If you've other family members who don't want to eat the same way, then I will go through their family favourites and we'll talk about veganising those. People can often be quite surprised, actually. They think their family won't enjoy things but I've had feedback from some of the meat eating members of the family on how much they've loved the burgers and the chilli. If you can get your family onboard that's great, or just swap out certain ingredients. Swap the meat for beans or lentils. Keeping things quite familiar, as well, really helps.


Sometimes we can perceive things will be more difficult than they are. Another perceived barrier can be the cost. I was reading an article the other day about how people have been affected by the fuel prices in the UK. Somebody said they'd stopped buying meat and they were just consuming carbs which they said wasn't good for them.
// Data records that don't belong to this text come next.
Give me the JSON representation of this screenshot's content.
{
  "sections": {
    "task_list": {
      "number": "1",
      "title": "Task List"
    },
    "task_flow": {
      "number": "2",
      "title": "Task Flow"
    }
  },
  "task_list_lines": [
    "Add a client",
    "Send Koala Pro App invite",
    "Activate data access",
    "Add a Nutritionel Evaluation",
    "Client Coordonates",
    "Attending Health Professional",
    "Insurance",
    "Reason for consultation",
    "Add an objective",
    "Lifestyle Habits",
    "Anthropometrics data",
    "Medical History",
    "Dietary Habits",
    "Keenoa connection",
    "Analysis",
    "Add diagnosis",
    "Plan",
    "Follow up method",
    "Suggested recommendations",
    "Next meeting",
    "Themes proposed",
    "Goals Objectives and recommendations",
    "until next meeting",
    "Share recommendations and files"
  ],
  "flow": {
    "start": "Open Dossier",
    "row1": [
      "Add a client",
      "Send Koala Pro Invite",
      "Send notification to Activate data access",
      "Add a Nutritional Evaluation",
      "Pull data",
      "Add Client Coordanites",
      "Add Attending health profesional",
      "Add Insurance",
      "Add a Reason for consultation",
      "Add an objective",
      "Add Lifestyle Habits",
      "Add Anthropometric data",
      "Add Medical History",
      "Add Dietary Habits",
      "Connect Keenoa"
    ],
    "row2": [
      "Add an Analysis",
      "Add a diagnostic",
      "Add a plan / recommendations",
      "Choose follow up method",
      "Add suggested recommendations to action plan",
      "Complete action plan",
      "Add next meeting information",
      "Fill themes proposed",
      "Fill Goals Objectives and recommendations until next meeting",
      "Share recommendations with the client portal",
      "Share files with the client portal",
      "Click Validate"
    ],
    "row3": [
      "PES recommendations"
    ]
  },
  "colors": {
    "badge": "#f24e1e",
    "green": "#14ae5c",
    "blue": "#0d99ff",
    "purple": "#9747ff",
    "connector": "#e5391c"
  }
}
I thought I'd love to get in touch with this person and say you just need to swap with that meat for pulses. There can be this perception that healthy eating is expensive. I worked out that the burgers on my website cost about 10p and you can make them in 15 minutes. Things like bags of rice and either dried beans and chickpeas and lentils or tinned - they're not expensive. They can be the basis for many meals once you get to grips and get more familiar with different herbs and spices and cooking techniques.


I would say just do one thing at a time. If you want to aim for one plant-based meal a week then start there and see how you get on. I think it's important to have compassion and tolerance for other people's journeys, and ways of getting to the place that they feel is right for them.


What other questions do you have about plant-based diet? Let us know in the comments below 👇